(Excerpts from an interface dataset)
============

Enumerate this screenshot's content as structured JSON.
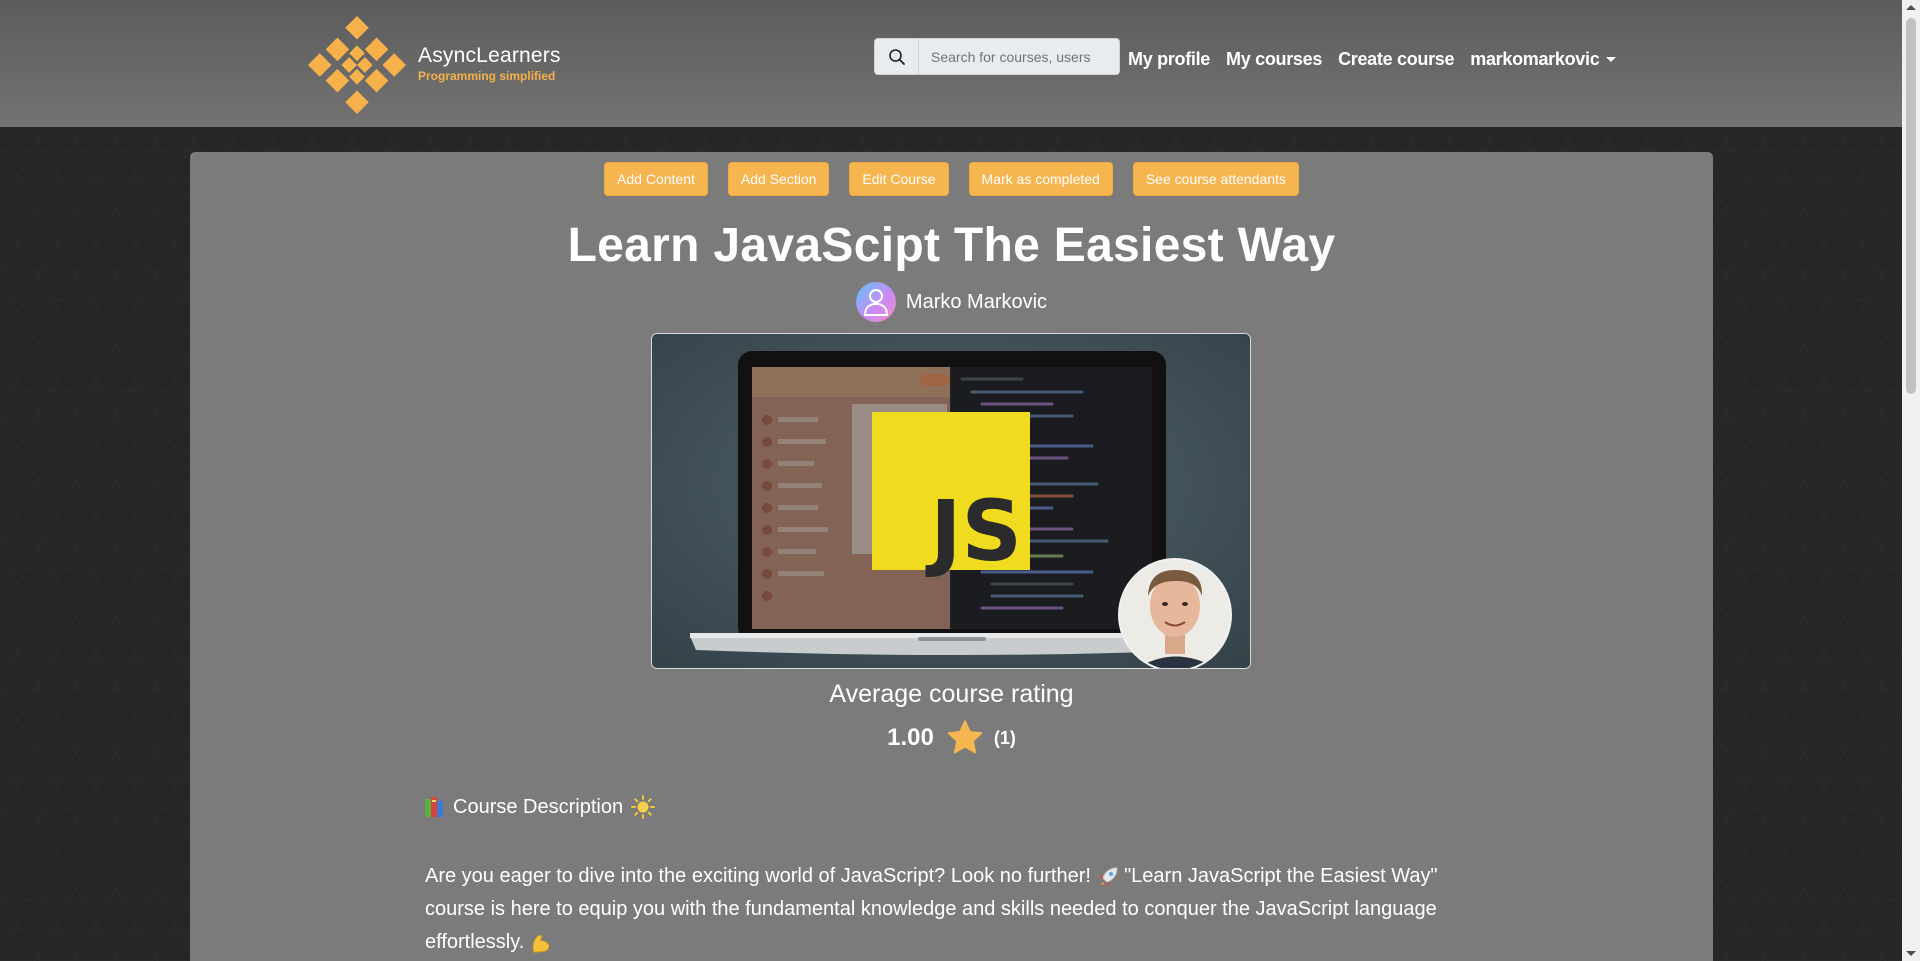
{
  "brand": {
    "name": "AsyncLearners",
    "tagline": "Programming simplified"
  },
  "search": {
    "placeholder": "Search for courses, users"
  },
  "nav": {
    "links": [
      "My profile",
      "My courses",
      "Create course"
    ],
    "user": "markomarkovic"
  },
  "actions": [
    "Add Content",
    "Add Section",
    "Edit Course",
    "Mark as completed",
    "See course attendants"
  ],
  "course": {
    "title": "Learn JavaScipt The Easiest Way",
    "author": "Marko Markovic",
    "image_badge": "JS",
    "rating_label": "Average course rating",
    "rating_value": "1.00",
    "rating_count": "(1)",
    "description_heading": "Course Description",
    "description_p1": "Are you eager to dive into the exciting world of JavaScript? Look no further!",
    "description_p2": "\"Learn JavaScript the Easiest Way\" course is here to equip you with the fundamental knowledge and skills needed to conquer the JavaScript language effortlessly."
  },
  "colors": {
    "accent": "#f7b550",
    "navbar": "#6b6b6b",
    "card": "#7b7b7b",
    "background": "#262626",
    "js_yellow": "#f0db1e"
  },
  "icons": {
    "search": "search-icon",
    "star": "star-icon",
    "book": "books-emoji",
    "sun": "sun-emoji",
    "rocket": "rocket-emoji",
    "muscle": "flexed-biceps-emoji"
  }
}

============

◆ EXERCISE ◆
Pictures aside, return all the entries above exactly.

◆ REPLY TO THE TASK ◆
Enumerate this screenshot's content as structured JSON.
{
  "brand": {
    "name": "AsyncLearners",
    "tagline": "Programming simplified"
  },
  "search": {
    "placeholder": "Search for courses, users"
  },
  "nav": {
    "links": [
      "My profile",
      "My courses",
      "Create course"
    ],
    "user": "markomarkovic"
  },
  "actions": [
    "Add Content",
    "Add Section",
    "Edit Course",
    "Mark as completed",
    "See course attendants"
  ],
  "course": {
    "title": "Learn JavaScipt The Easiest Way",
    "author": "Marko Markovic",
    "image_badge": "JS",
    "rating_label": "Average course rating",
    "rating_value": "1.00",
    "rating_count": "(1)",
    "description_heading": "Course Description",
    "description_p1": "Are you eager to dive into the exciting world of JavaScript? Look no further!",
    "description_p2": "\"Learn JavaScript the Easiest Way\" course is here to equip you with the fundamental knowledge and skills needed to conquer the JavaScript language effortlessly."
  },
  "colors": {
    "accent": "#f7b550",
    "navbar": "#6b6b6b",
    "card": "#7b7b7b",
    "background": "#262626",
    "js_yellow": "#f0db1e"
  },
  "icons": {
    "search": "search-icon",
    "star": "star-icon",
    "book": "books-emoji",
    "sun": "sun-emoji",
    "rocket": "rocket-emoji",
    "muscle": "flexed-biceps-emoji"
  }
}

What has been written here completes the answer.